WORK TASK: Below are records to reproduce in full; copy them exactly but keep the pictures out.

INFORMATION SUPPLIED:
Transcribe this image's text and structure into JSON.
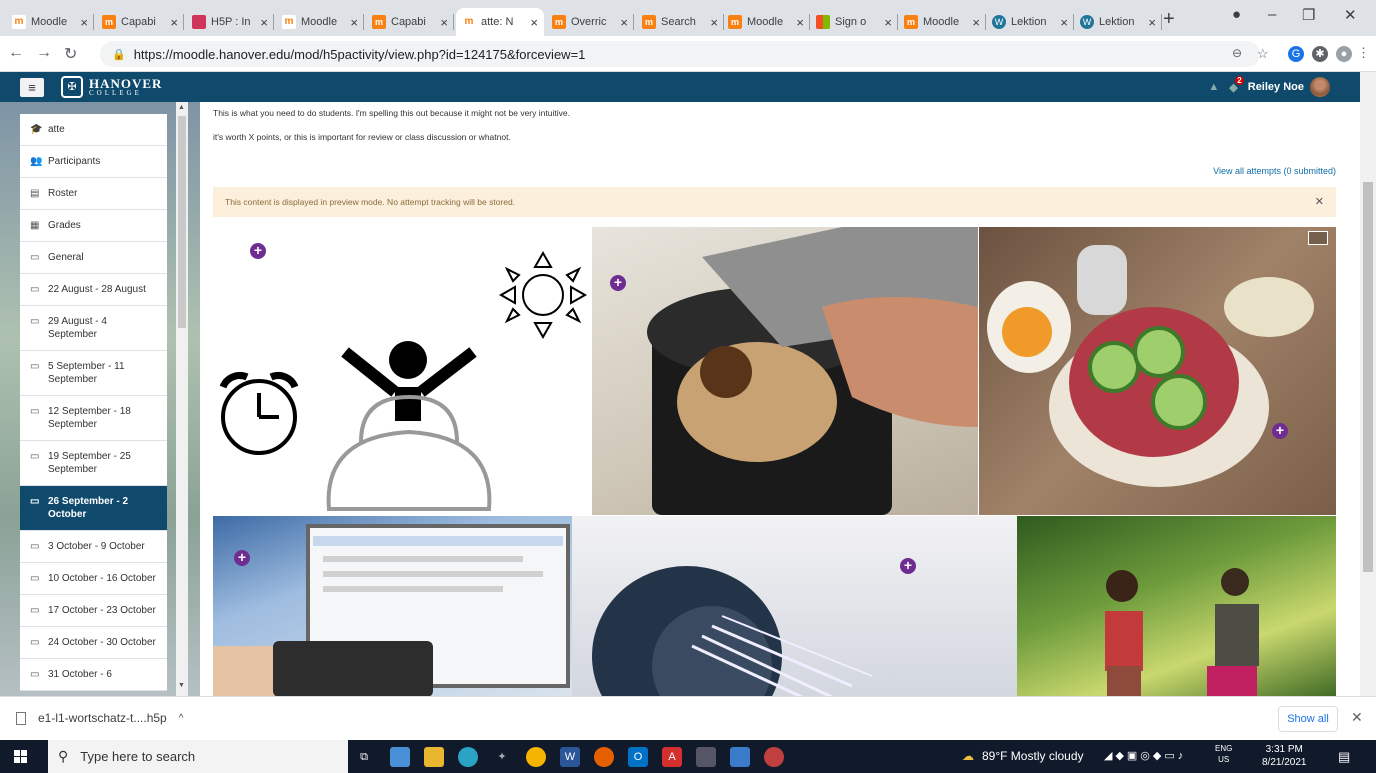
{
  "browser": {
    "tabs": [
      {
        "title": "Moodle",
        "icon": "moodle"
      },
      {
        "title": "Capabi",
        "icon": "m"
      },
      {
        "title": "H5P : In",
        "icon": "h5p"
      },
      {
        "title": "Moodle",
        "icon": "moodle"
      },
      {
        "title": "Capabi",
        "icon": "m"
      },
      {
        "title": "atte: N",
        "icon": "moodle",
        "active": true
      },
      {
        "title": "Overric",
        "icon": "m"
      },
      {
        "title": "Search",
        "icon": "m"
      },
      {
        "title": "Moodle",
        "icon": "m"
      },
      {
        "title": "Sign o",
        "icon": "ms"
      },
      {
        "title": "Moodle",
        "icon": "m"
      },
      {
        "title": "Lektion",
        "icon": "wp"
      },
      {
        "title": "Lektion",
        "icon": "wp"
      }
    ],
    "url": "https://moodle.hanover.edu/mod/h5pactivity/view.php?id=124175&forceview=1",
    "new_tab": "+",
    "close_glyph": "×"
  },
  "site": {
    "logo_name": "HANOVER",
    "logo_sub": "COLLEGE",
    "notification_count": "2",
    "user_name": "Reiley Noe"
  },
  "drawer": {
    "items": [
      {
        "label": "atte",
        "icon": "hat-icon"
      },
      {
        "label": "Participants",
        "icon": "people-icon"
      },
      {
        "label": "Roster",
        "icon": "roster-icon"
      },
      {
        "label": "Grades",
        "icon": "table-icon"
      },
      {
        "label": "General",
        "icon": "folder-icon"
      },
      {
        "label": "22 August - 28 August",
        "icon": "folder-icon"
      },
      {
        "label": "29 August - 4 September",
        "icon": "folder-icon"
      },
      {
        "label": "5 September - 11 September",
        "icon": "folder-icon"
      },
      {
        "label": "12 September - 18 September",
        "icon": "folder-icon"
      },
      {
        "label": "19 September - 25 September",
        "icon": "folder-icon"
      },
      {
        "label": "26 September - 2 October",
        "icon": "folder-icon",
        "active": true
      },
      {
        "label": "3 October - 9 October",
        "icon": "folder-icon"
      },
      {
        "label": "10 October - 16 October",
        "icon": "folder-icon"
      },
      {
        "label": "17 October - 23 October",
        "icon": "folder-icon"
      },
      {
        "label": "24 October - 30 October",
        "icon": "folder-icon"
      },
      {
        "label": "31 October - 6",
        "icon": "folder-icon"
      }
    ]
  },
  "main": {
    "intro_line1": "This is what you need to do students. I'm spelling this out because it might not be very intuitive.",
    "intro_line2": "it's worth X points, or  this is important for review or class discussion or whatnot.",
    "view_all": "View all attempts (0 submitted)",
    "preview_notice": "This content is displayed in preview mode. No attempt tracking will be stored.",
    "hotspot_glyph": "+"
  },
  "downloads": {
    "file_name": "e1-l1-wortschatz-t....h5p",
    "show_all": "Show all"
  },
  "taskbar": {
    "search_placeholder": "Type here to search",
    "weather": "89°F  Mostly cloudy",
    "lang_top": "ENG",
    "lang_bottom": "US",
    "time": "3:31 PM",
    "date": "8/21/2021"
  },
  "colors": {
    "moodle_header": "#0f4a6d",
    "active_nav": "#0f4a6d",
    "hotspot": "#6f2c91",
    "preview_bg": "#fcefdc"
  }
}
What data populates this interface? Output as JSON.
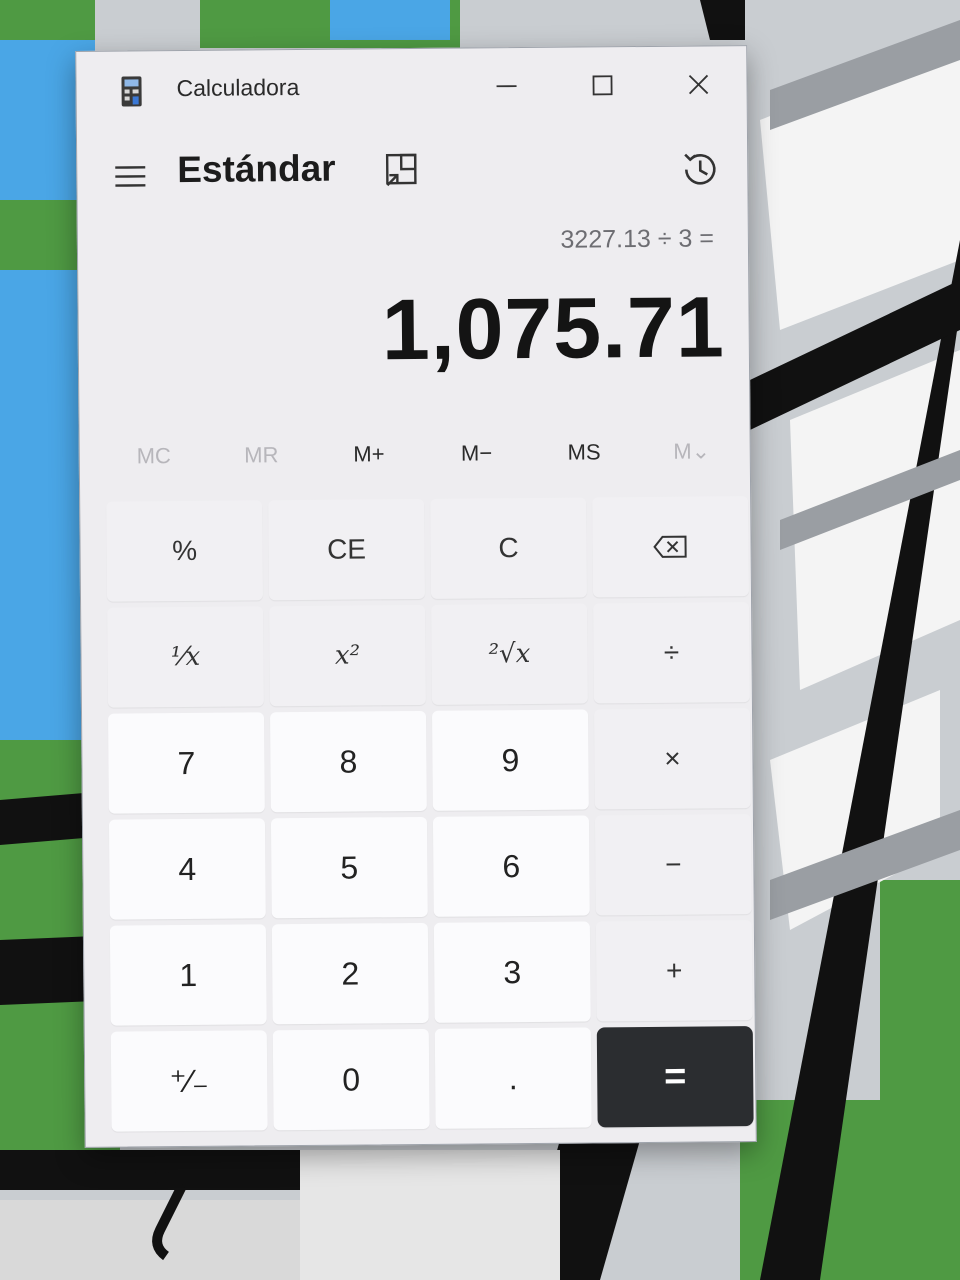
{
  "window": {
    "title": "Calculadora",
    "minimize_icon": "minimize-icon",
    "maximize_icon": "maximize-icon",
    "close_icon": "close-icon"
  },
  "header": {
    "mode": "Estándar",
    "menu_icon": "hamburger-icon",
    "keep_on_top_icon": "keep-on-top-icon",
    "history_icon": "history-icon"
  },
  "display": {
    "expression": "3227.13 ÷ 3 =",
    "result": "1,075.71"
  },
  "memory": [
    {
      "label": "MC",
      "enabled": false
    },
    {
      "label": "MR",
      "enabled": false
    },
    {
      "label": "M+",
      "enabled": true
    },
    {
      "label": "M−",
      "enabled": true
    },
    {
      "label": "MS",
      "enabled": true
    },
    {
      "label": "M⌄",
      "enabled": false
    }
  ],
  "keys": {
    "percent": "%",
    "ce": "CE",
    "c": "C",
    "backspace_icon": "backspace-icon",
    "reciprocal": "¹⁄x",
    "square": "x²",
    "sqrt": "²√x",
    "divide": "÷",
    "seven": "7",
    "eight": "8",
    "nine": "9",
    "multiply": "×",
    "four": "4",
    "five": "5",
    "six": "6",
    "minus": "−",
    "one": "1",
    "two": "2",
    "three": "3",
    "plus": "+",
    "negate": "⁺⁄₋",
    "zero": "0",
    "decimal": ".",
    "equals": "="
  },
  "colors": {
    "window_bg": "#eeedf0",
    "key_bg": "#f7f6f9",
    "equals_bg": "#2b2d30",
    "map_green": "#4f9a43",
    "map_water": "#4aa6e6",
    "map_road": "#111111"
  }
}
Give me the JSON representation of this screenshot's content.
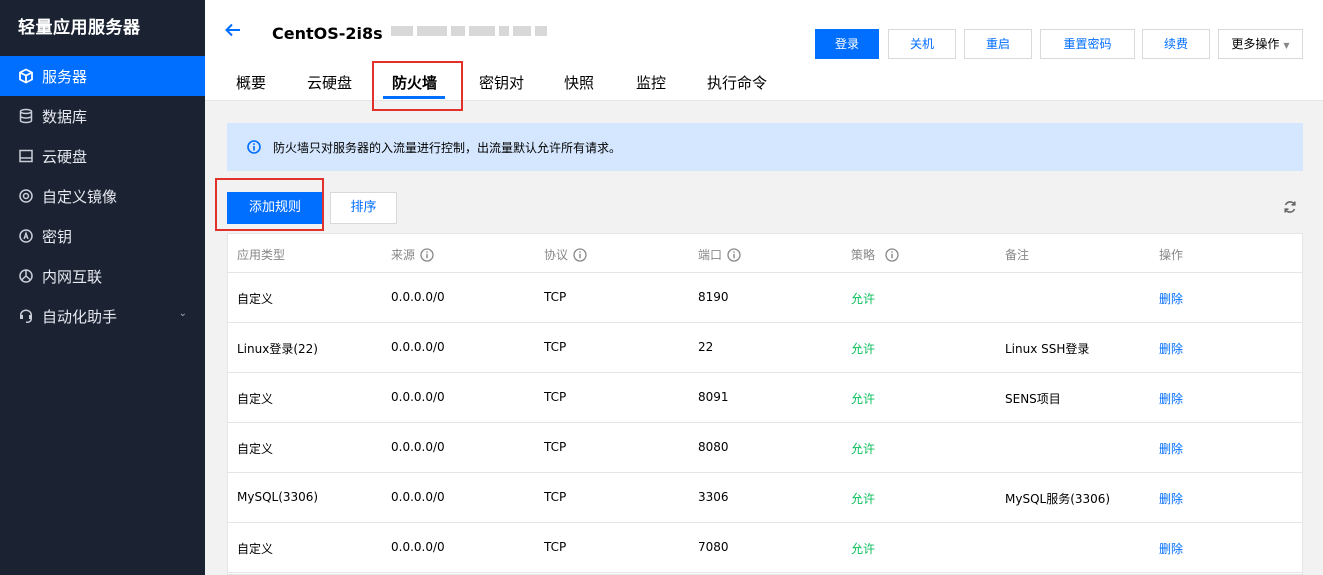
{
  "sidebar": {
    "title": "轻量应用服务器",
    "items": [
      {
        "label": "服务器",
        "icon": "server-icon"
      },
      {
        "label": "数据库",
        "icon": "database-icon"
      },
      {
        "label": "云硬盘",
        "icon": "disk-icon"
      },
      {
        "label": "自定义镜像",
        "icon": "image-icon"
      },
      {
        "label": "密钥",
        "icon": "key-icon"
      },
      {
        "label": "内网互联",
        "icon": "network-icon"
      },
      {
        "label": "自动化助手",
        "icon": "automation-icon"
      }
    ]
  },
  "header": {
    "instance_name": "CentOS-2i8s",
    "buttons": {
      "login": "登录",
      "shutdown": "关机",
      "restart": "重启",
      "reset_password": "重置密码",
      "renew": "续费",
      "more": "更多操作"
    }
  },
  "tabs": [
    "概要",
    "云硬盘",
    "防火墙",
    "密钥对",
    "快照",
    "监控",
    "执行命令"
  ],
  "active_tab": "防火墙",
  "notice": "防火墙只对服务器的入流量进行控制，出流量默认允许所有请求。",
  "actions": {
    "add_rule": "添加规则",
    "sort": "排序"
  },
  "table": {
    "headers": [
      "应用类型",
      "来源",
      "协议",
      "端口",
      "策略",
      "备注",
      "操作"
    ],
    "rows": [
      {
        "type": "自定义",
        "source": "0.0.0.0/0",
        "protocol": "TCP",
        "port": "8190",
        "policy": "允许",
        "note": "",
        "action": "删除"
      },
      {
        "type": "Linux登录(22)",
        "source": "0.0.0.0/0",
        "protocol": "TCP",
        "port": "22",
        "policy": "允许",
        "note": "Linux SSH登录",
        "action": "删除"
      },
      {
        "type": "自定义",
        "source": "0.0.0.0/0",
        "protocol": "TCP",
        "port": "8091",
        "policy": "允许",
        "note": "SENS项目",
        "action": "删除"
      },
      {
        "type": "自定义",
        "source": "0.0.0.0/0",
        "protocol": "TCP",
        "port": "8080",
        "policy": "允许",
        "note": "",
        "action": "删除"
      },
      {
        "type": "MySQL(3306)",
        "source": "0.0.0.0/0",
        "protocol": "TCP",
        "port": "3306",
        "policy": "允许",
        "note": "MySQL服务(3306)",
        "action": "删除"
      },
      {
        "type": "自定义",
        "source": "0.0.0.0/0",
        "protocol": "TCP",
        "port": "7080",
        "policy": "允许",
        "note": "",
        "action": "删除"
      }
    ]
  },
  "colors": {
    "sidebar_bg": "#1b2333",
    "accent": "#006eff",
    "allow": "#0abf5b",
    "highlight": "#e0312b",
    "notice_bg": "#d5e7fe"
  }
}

ANSWER TO THE PROBLEM:
Transcribe this image's text and structure into JSON.
{
  "browser": {
    "tabs": [
      {
        "title": "Moodle",
        "icon": "moodle"
      },
      {
        "title": "Capabi",
        "icon": "m"
      },
      {
        "title": "H5P : In",
        "icon": "h5p"
      },
      {
        "title": "Moodle",
        "icon": "moodle"
      },
      {
        "title": "Capabi",
        "icon": "m"
      },
      {
        "title": "atte: N",
        "icon": "moodle",
        "active": true
      },
      {
        "title": "Overric",
        "icon": "m"
      },
      {
        "title": "Search",
        "icon": "m"
      },
      {
        "title": "Moodle",
        "icon": "m"
      },
      {
        "title": "Sign o",
        "icon": "ms"
      },
      {
        "title": "Moodle",
        "icon": "m"
      },
      {
        "title": "Lektion",
        "icon": "wp"
      },
      {
        "title": "Lektion",
        "icon": "wp"
      }
    ],
    "url": "https://moodle.hanover.edu/mod/h5pactivity/view.php?id=124175&forceview=1",
    "new_tab": "+",
    "close_glyph": "×"
  },
  "site": {
    "logo_name": "HANOVER",
    "logo_sub": "COLLEGE",
    "notification_count": "2",
    "user_name": "Reiley Noe"
  },
  "drawer": {
    "items": [
      {
        "label": "atte",
        "icon": "hat-icon"
      },
      {
        "label": "Participants",
        "icon": "people-icon"
      },
      {
        "label": "Roster",
        "icon": "roster-icon"
      },
      {
        "label": "Grades",
        "icon": "table-icon"
      },
      {
        "label": "General",
        "icon": "folder-icon"
      },
      {
        "label": "22 August - 28 August",
        "icon": "folder-icon"
      },
      {
        "label": "29 August - 4 September",
        "icon": "folder-icon"
      },
      {
        "label": "5 September - 11 September",
        "icon": "folder-icon"
      },
      {
        "label": "12 September - 18 September",
        "icon": "folder-icon"
      },
      {
        "label": "19 September - 25 September",
        "icon": "folder-icon"
      },
      {
        "label": "26 September - 2 October",
        "icon": "folder-icon",
        "active": true
      },
      {
        "label": "3 October - 9 October",
        "icon": "folder-icon"
      },
      {
        "label": "10 October - 16 October",
        "icon": "folder-icon"
      },
      {
        "label": "17 October - 23 October",
        "icon": "folder-icon"
      },
      {
        "label": "24 October - 30 October",
        "icon": "folder-icon"
      },
      {
        "label": "31 October - 6",
        "icon": "folder-icon"
      }
    ]
  },
  "main": {
    "intro_line1": "This is what you need to do students. I'm spelling this out because it might not be very intuitive.",
    "intro_line2": "it's worth X points, or  this is important for review or class discussion or whatnot.",
    "view_all": "View all attempts (0 submitted)",
    "preview_notice": "This content is displayed in preview mode. No attempt tracking will be stored.",
    "hotspot_glyph": "+"
  },
  "downloads": {
    "file_name": "e1-l1-wortschatz-t....h5p",
    "show_all": "Show all"
  },
  "taskbar": {
    "search_placeholder": "Type here to search",
    "weather": "89°F  Mostly cloudy",
    "lang_top": "ENG",
    "lang_bottom": "US",
    "time": "3:31 PM",
    "date": "8/21/2021"
  },
  "colors": {
    "moodle_header": "#0f4a6d",
    "active_nav": "#0f4a6d",
    "hotspot": "#6f2c91",
    "preview_bg": "#fcefdc"
  }
}
What data populates this interface? Output as JSON.
{
  "window": {
    "title": "Calculadora",
    "minimize_icon": "minimize-icon",
    "maximize_icon": "maximize-icon",
    "close_icon": "close-icon"
  },
  "header": {
    "mode": "Estándar",
    "menu_icon": "hamburger-icon",
    "keep_on_top_icon": "keep-on-top-icon",
    "history_icon": "history-icon"
  },
  "display": {
    "expression": "3227.13 ÷ 3 =",
    "result": "1,075.71"
  },
  "memory": [
    {
      "label": "MC",
      "enabled": false
    },
    {
      "label": "MR",
      "enabled": false
    },
    {
      "label": "M+",
      "enabled": true
    },
    {
      "label": "M−",
      "enabled": true
    },
    {
      "label": "MS",
      "enabled": true
    },
    {
      "label": "M⌄",
      "enabled": false
    }
  ],
  "keys": {
    "percent": "%",
    "ce": "CE",
    "c": "C",
    "backspace_icon": "backspace-icon",
    "reciprocal": "¹⁄x",
    "square": "x²",
    "sqrt": "²√x",
    "divide": "÷",
    "seven": "7",
    "eight": "8",
    "nine": "9",
    "multiply": "×",
    "four": "4",
    "five": "5",
    "six": "6",
    "minus": "−",
    "one": "1",
    "two": "2",
    "three": "3",
    "plus": "+",
    "negate": "⁺⁄₋",
    "zero": "0",
    "decimal": ".",
    "equals": "="
  },
  "colors": {
    "window_bg": "#eeedf0",
    "key_bg": "#f7f6f9",
    "equals_bg": "#2b2d30",
    "map_green": "#4f9a43",
    "map_water": "#4aa6e6",
    "map_road": "#111111"
  }
}
Give me the JSON representation of this screenshot's content.
{
  "sidebar": {
    "title": "轻量应用服务器",
    "items": [
      {
        "label": "服务器",
        "icon": "server-icon"
      },
      {
        "label": "数据库",
        "icon": "database-icon"
      },
      {
        "label": "云硬盘",
        "icon": "disk-icon"
      },
      {
        "label": "自定义镜像",
        "icon": "image-icon"
      },
      {
        "label": "密钥",
        "icon": "key-icon"
      },
      {
        "label": "内网互联",
        "icon": "network-icon"
      },
      {
        "label": "自动化助手",
        "icon": "automation-icon"
      }
    ]
  },
  "header": {
    "instance_name": "CentOS-2i8s",
    "buttons": {
      "login": "登录",
      "shutdown": "关机",
      "restart": "重启",
      "reset_password": "重置密码",
      "renew": "续费",
      "more": "更多操作"
    }
  },
  "tabs": [
    "概要",
    "云硬盘",
    "防火墙",
    "密钥对",
    "快照",
    "监控",
    "执行命令"
  ],
  "active_tab": "防火墙",
  "notice": "防火墙只对服务器的入流量进行控制，出流量默认允许所有请求。",
  "actions": {
    "add_rule": "添加规则",
    "sort": "排序"
  },
  "table": {
    "headers": [
      "应用类型",
      "来源",
      "协议",
      "端口",
      "策略",
      "备注",
      "操作"
    ],
    "rows": [
      {
        "type": "自定义",
        "source": "0.0.0.0/0",
        "protocol": "TCP",
        "port": "8190",
        "policy": "允许",
        "note": "",
        "action": "删除"
      },
      {
        "type": "Linux登录(22)",
        "source": "0.0.0.0/0",
        "protocol": "TCP",
        "port": "22",
        "policy": "允许",
        "note": "Linux SSH登录",
        "action": "删除"
      },
      {
        "type": "自定义",
        "source": "0.0.0.0/0",
        "protocol": "TCP",
        "port": "8091",
        "policy": "允许",
        "note": "SENS项目",
        "action": "删除"
      },
      {
        "type": "自定义",
        "source": "0.0.0.0/0",
        "protocol": "TCP",
        "port": "8080",
        "policy": "允许",
        "note": "",
        "action": "删除"
      },
      {
        "type": "MySQL(3306)",
        "source": "0.0.0.0/0",
        "protocol": "TCP",
        "port": "3306",
        "policy": "允许",
        "note": "MySQL服务(3306)",
        "action": "删除"
      },
      {
        "type": "自定义",
        "source": "0.0.0.0/0",
        "protocol": "TCP",
        "port": "7080",
        "policy": "允许",
        "note": "",
        "action": "删除"
      }
    ]
  },
  "colors": {
    "sidebar_bg": "#1b2333",
    "accent": "#006eff",
    "allow": "#0abf5b",
    "highlight": "#e0312b",
    "notice_bg": "#d5e7fe"
  }
}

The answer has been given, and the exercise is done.